Viva Las Venus - This is a very old space opera idea I had, which I've given a major overhaul recently. In the very early stages and won't be plotting it fully until other projects have moved further along. Artist TBC.
The Rush - This is an experimental sci-fi series, put together with a writer's room approach. The five issue first arc has been plotted out by myself, Stephen Aryan and Cy Dethan (which some initial assistance from Chris Lewis). Three issues have been written, one each by Steve, Cy and I. We'll be coming to this book soon and planning to have a different artist on each issue, much like Zero from Image Comics.
Forgotten Planet - This sci-fi adventure was originally developed with artist Azim Akberali. Later I returned to the book with Giancarlo Caracuzzo (Random Acts of Violence) and we ran two failed Kickstarter campaigns with Scar Comics.
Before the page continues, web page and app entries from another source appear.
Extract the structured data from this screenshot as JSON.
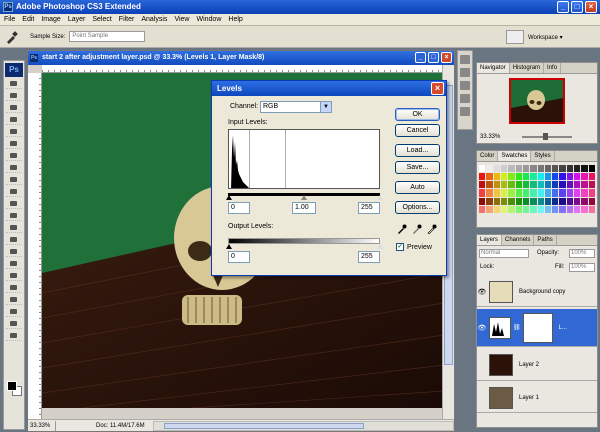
{
  "app": {
    "title": "Adobe Photoshop CS3 Extended",
    "icon": "Ps"
  },
  "menu": [
    "File",
    "Edit",
    "Image",
    "Layer",
    "Select",
    "Filter",
    "Analysis",
    "View",
    "Window",
    "Help"
  ],
  "options_bar": {
    "sample_size_label": "Sample Size:",
    "sample_size_value": "Point Sample",
    "workspace_label": "Workspace ▾"
  },
  "document": {
    "title": "start 2 after adjustment layer.psd @ 33.3% (Levels 1, Layer Mask/8)",
    "zoom": "33.33%",
    "doc_info": "Doc: 11.4M/17.6M"
  },
  "levels": {
    "title": "Levels",
    "channel_label": "Channel:",
    "channel_value": "RGB",
    "input_label": "Input Levels:",
    "input_values": [
      "0",
      "1.00",
      "255"
    ],
    "output_label": "Output Levels:",
    "output_values": [
      "0",
      "255"
    ],
    "buttons": {
      "ok": "OK",
      "cancel": "Cancel",
      "load": "Load...",
      "save": "Save...",
      "auto": "Auto",
      "options": "Options..."
    },
    "preview_label": "Preview",
    "preview_checked": true
  },
  "panels": {
    "navigator_tabs": [
      "Navigator",
      "Histogram",
      "Info"
    ],
    "navigator_zoom": "33.33%",
    "color_tabs": [
      "Color",
      "Swatches",
      "Styles"
    ],
    "layers_tabs": [
      "Layers",
      "Channels",
      "Paths"
    ],
    "blend_mode": "Normal",
    "opacity_label": "Opacity:",
    "opacity_value": "100%",
    "lock_label": "Lock:",
    "fill_label": "Fill:",
    "fill_value": "100%",
    "layers": [
      "Background copy",
      "L...",
      "Layer 2",
      "Layer 1"
    ]
  },
  "icons": [
    "ps-app-icon",
    "eyedropper-icon",
    "minimize-icon",
    "maximize-icon",
    "close-icon",
    "eye-icon",
    "link-icon"
  ]
}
At some point I would like to revisit this and may attempt crowdfunding again.
Hopefully with so much going on, there will be plenty of my work on the stands next year.
I'll be making my second comic convention appearance of 2015 this Saturday, when the much missed Cardiff Independent Comic Expo makes a welcome return. The show is moving across town from the Mercure Holland House Hotel to its new home at the Masonic Hall.
I don't have a table at the show this time around and I'm not a guest of the event, but I should be around for most of the day. As it's my home town show, I also get to bring my daughter along for the morning, which is always fun. Very much looking forward to catching up with people and seeing what new books are out.
You can find out more about the show here.